= WHAT YOU WILL DO =
Work out how many lines in the entries below include the word "NASDAQ", and give only that figure.

[INFORMATION]

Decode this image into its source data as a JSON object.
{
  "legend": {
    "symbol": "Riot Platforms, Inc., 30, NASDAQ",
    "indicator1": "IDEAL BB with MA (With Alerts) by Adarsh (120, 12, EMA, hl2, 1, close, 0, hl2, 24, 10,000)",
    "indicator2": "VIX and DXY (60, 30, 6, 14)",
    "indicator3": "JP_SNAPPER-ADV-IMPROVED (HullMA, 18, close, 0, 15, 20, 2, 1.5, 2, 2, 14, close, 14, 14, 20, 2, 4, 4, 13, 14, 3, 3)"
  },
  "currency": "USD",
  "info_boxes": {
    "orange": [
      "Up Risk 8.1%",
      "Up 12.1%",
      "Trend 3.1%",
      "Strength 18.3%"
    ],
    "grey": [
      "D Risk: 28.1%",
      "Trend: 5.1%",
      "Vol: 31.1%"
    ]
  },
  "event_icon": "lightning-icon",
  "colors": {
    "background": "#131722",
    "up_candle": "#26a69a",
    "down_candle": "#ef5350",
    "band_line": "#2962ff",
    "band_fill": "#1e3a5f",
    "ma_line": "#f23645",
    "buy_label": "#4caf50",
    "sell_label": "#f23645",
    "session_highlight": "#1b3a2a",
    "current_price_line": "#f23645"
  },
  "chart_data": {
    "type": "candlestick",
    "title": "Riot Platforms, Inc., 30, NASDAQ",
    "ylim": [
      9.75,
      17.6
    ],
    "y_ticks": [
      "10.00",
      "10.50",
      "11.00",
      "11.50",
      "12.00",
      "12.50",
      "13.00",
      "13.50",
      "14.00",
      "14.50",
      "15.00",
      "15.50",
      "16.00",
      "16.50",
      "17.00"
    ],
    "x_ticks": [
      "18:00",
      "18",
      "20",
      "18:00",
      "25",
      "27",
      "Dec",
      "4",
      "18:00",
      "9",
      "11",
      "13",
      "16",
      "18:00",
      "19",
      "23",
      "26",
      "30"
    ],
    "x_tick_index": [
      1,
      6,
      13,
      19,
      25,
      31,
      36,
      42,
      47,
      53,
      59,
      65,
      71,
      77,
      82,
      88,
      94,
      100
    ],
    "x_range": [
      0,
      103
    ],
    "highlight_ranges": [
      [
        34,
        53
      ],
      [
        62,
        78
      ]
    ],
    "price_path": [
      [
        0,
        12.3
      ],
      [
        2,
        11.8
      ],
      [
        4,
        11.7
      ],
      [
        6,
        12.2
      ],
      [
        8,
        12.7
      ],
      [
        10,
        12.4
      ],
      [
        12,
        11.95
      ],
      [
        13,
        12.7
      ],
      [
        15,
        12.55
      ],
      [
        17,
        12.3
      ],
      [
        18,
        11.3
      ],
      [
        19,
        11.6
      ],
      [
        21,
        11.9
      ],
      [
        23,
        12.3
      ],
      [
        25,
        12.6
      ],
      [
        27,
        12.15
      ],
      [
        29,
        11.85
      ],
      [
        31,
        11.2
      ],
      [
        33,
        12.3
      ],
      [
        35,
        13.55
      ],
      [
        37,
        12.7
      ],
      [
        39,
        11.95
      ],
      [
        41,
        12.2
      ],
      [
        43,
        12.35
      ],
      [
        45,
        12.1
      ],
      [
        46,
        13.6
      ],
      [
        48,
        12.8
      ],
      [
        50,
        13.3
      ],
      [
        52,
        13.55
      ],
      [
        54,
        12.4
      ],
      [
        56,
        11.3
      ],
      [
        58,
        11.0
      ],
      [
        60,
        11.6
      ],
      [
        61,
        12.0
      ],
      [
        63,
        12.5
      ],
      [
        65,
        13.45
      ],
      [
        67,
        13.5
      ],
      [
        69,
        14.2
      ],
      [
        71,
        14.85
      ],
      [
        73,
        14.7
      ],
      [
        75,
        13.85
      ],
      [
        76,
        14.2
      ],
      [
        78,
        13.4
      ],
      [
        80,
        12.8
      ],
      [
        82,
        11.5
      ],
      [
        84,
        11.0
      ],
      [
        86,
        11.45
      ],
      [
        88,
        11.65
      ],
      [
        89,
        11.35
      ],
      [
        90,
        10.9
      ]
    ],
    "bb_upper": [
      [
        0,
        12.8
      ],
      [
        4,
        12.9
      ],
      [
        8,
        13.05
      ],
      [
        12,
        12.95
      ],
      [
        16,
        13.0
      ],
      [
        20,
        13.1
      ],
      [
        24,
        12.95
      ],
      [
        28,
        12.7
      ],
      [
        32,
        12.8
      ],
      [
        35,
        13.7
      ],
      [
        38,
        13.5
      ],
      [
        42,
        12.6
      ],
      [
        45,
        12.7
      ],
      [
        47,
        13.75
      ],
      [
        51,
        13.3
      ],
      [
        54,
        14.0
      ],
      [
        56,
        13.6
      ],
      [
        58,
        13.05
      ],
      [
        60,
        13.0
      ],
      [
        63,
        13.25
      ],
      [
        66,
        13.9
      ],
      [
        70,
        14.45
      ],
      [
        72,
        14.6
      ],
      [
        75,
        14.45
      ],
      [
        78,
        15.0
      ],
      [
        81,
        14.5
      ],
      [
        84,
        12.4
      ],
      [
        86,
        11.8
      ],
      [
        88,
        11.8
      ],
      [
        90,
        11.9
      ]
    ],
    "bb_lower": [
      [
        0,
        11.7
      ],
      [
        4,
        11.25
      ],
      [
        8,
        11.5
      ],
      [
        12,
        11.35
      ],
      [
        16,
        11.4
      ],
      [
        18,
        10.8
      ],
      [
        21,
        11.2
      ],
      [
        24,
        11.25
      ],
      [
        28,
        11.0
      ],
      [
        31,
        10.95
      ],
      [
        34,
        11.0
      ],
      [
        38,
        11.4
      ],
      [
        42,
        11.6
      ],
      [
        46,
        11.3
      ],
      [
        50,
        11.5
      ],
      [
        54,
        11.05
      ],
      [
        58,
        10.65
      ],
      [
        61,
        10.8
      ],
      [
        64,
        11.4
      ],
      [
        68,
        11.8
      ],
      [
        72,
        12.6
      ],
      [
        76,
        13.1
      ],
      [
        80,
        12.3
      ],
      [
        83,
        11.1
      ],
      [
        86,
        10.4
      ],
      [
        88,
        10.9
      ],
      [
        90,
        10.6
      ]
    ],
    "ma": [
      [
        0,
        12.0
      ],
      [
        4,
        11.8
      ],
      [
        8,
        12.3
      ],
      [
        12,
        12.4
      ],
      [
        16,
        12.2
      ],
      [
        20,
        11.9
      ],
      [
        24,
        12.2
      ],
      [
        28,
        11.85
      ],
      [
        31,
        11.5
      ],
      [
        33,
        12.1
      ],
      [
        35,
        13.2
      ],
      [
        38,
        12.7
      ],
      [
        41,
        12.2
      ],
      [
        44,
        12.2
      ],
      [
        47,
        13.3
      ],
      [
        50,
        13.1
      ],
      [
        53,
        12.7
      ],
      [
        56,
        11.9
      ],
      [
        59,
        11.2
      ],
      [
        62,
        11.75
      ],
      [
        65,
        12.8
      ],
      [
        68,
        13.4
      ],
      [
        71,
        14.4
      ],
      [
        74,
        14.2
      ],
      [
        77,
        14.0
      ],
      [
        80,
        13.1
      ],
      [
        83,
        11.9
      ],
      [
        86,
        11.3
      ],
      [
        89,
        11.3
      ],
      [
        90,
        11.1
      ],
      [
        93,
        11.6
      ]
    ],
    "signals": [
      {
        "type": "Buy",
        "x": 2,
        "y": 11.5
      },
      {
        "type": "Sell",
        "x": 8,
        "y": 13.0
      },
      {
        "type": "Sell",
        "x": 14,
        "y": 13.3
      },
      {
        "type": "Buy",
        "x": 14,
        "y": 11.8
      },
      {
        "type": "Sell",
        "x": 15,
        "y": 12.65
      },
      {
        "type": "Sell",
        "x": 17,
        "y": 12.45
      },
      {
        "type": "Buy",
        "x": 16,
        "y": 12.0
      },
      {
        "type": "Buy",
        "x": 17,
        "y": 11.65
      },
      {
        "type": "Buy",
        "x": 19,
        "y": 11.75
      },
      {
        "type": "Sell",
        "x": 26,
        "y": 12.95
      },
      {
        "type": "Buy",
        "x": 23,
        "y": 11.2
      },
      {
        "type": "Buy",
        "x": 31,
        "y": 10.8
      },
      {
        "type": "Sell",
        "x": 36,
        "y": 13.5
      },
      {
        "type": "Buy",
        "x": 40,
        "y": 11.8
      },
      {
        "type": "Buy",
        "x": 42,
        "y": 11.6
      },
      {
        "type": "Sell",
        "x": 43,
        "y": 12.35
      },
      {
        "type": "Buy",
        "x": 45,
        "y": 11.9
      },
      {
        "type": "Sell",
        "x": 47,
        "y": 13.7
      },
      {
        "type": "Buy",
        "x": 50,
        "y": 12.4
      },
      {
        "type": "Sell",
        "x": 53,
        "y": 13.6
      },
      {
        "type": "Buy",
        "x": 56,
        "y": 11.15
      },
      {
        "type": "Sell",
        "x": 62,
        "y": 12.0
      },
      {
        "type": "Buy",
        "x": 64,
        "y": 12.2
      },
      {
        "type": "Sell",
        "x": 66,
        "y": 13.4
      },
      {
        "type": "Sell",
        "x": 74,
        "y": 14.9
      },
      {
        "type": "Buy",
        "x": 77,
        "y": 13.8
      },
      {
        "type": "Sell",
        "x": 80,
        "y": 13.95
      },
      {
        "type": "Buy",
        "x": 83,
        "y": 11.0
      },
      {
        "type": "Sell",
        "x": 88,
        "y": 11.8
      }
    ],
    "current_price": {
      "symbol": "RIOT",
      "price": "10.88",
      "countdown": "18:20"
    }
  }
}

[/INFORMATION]

= TASK RESPONSE =
2